At 9:45 AM this morning, in between errands I stopped at the site and saw one adult on the nest. As soon as I stopped the car a second white-head flew in and joined the first.
They stayed together for only about 20 seconds and the younger bird flew off to the east and landed on the very top of the last and tallest roadside pine at the SW corner of Pines & SW 208th Avenue.
She called a couple of times but I heard no response from Pride, who remained on the nest.
The sun was almost directly behind the roosting bird, so my images are horrible, but some observations can be made. Body shape is robust, suggesting a female. Gape is deep, almost reaching the back of its eye, perhaps also supporting female. The sides and top of beak has some dark streaks towards ts base. There are a few white feathers on its breast. The head shots the residual "Osprey line" behind the eye and also the dark top of head that characterized the first female ("Newfee"). The under-tail coverts appear mostly white. the tail is dingy white with some dark streaks and the terminal 20% of the tail feathers are dark. This is also consistent with Newfee, though the tail appears overall darker than I remember.

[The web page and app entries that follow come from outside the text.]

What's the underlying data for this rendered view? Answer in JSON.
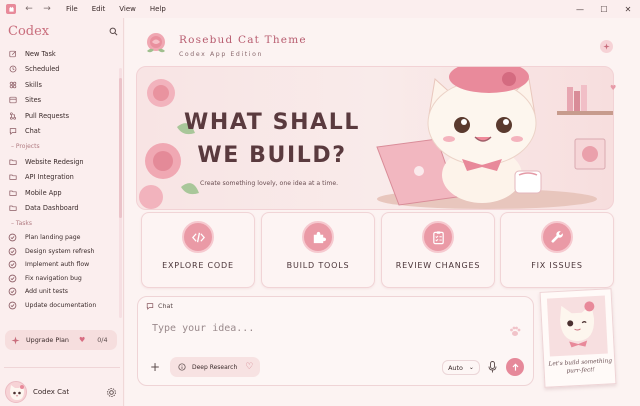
{
  "window": {
    "menus": [
      "File",
      "Edit",
      "View",
      "Help"
    ],
    "controls": {
      "minimize": "—",
      "maximize": "☐",
      "close": "✕"
    },
    "nav": {
      "back": "←",
      "forward": "→"
    }
  },
  "sidebar": {
    "brand": "Codex",
    "nav_items": [
      {
        "label": "New Task",
        "icon": "edit-icon"
      },
      {
        "label": "Scheduled",
        "icon": "clock-icon"
      },
      {
        "label": "Skills",
        "icon": "skills-icon"
      },
      {
        "label": "Sites",
        "icon": "globe-icon"
      },
      {
        "label": "Pull Requests",
        "icon": "pull-request-icon"
      },
      {
        "label": "Chat",
        "icon": "chat-icon"
      }
    ],
    "projects_title": "Projects",
    "projects": [
      "Website Redesign",
      "API Integration",
      "Mobile App",
      "Data Dashboard"
    ],
    "tasks_title": "Tasks",
    "tasks": [
      "Plan landing page",
      "Design system refresh",
      "Implement auth flow",
      "Fix navigation bug",
      "Add unit tests",
      "Update documentation"
    ],
    "upgrade": {
      "label": "Upgrade Plan",
      "count": "0/4"
    },
    "profile": {
      "name": "Codex Cat"
    }
  },
  "header": {
    "title": "Rosebud Cat Theme",
    "subtitle": "Codex App Edition"
  },
  "hero": {
    "title": "WHAT SHALL WE BUILD?",
    "subtitle": "Create something lovely, one idea at a time."
  },
  "cards": [
    {
      "label": "EXPLORE CODE",
      "icon": "code-icon"
    },
    {
      "label": "BUILD TOOLS",
      "icon": "puzzle-icon"
    },
    {
      "label": "REVIEW CHANGES",
      "icon": "clipboard-check-icon"
    },
    {
      "label": "FIX ISSUES",
      "icon": "wrench-icon"
    }
  ],
  "chat": {
    "label": "Chat",
    "placeholder": "Type your idea...",
    "deep_research": "Deep Research",
    "model": "Auto"
  },
  "polaroid": {
    "caption": "Let's build something purr-fect!"
  },
  "colors": {
    "accent": "#e6899a",
    "background": "#fbeeee",
    "brand": "#c96e7d"
  }
}
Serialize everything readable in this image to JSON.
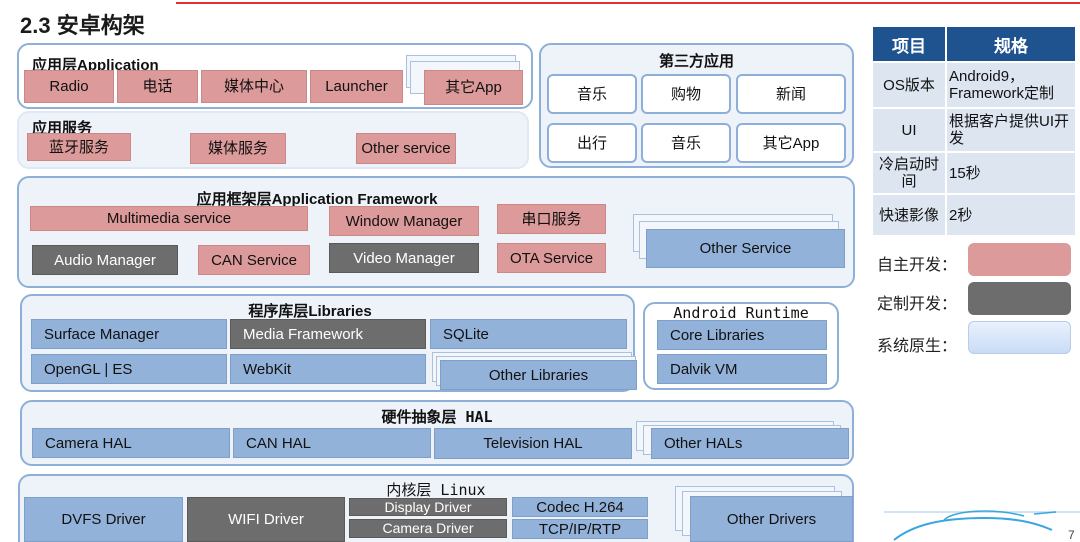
{
  "title": "2.3 安卓构架",
  "app_layer": {
    "title": "应用层Application",
    "items": [
      "Radio",
      "电话",
      "媒体中心",
      "Launcher",
      "其它App"
    ]
  },
  "app_service": {
    "title": "应用服务",
    "items": [
      "蓝牙服务",
      "媒体服务",
      "Other service"
    ]
  },
  "third_party": {
    "title": "第三方应用",
    "items": [
      "音乐",
      "购物",
      "新闻",
      "出行",
      "音乐",
      "其它App"
    ]
  },
  "framework": {
    "title": "应用框架层Application Framework",
    "items": [
      "Multimedia service",
      "Window Manager",
      "串口服务",
      "Audio Manager",
      "CAN Service",
      "Video Manager",
      "OTA Service",
      "Other Service"
    ]
  },
  "libraries": {
    "title": "程序库层Libraries",
    "items": [
      "Surface Manager",
      "Media Framework",
      "SQLite",
      "OpenGL | ES",
      "WebKit",
      "Other Libraries"
    ]
  },
  "runtime": {
    "title": "Android Runtime",
    "items": [
      "Core Libraries",
      "Dalvik VM"
    ]
  },
  "hal": {
    "title": "硬件抽象层 HAL",
    "items": [
      "Camera HAL",
      "CAN HAL",
      "Television HAL",
      "Other HALs"
    ]
  },
  "kernel": {
    "title": "内核层 Linux",
    "items": [
      "DVFS Driver",
      "WIFI Driver",
      "Display Driver",
      "Camera Driver",
      "Codec H.264",
      "TCP/IP/RTP",
      "Other Drivers"
    ]
  },
  "spec_table": {
    "headers": [
      "项目",
      "规格"
    ],
    "rows": [
      [
        "OS版本",
        "Android9，Framework定制"
      ],
      [
        "UI",
        "根据客户提供UI开发"
      ],
      [
        "冷启动时间",
        "15秒"
      ],
      [
        "快速影像",
        "2秒"
      ]
    ]
  },
  "legend": {
    "items": [
      {
        "label": "自主开发：",
        "color": "#dc9a9a"
      },
      {
        "label": "定制开发：",
        "color": "#6d6d6d"
      },
      {
        "label": "系统原生：",
        "color": "#c9dcf6"
      }
    ]
  },
  "page_number": "7"
}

Only about 5 minutes after I had arrived, the female flew two wide circles above the tree in which she had been roosting, then disappeared westbound behind the trees, seeming to head for the nest.
I did not see Pride fly off, but when I got back to the nest it was empty, and they were not roosting anywhere that I could determine. Putting it all together, I believe this bird is the original new female ("Newfee") but I will try to compare images to those of of the other younger visitor to the nest, particularly the tail and undertail as well as beak and face patterns.
About the names, I used "Newfwee" as simply short for New Female, the first one, anyway, as one or more other younger birds were also visiting the nest after Joy disappeared. If the couple stays together there will be an orderly process to gather suggestions and vote on a new name. We plan to use a poll, which should help attract interest in the conservation of Bald Eagles as it will reach out beyond the FORUM and Facebook. It would take place when either they lay eggs this season or near the beginning of the next breeding season if the pair does stay together. Here is a link to a description of the plan in an earlier post: